_TASK TO COMPLETE_: A single number is the answer here: how many lines below include "icon"?

_INFORMATION PROVIDED_:

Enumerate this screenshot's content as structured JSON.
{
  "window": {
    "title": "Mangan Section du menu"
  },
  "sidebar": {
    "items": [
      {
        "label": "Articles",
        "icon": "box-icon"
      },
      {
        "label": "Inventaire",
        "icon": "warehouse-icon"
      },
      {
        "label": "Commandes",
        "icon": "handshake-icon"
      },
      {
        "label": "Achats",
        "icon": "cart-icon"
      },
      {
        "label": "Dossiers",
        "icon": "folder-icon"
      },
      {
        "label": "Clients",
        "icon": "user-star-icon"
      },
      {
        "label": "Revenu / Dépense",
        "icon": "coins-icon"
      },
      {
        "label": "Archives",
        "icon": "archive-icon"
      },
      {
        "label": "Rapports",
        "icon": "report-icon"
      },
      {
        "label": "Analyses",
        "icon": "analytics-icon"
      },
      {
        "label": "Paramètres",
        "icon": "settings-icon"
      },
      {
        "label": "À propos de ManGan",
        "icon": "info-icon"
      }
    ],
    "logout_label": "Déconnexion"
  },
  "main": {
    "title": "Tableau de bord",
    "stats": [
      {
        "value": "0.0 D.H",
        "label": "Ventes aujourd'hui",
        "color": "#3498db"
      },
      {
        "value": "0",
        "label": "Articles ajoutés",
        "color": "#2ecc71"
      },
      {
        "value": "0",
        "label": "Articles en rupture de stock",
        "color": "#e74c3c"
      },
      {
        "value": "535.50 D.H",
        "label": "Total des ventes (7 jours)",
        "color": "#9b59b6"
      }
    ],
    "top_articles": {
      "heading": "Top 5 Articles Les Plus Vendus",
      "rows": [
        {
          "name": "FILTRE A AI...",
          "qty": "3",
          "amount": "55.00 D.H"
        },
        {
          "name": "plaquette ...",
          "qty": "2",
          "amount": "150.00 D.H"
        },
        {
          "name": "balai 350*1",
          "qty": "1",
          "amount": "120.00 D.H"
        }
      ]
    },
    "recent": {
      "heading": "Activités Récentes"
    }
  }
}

_YOUR RESPONSE_: 12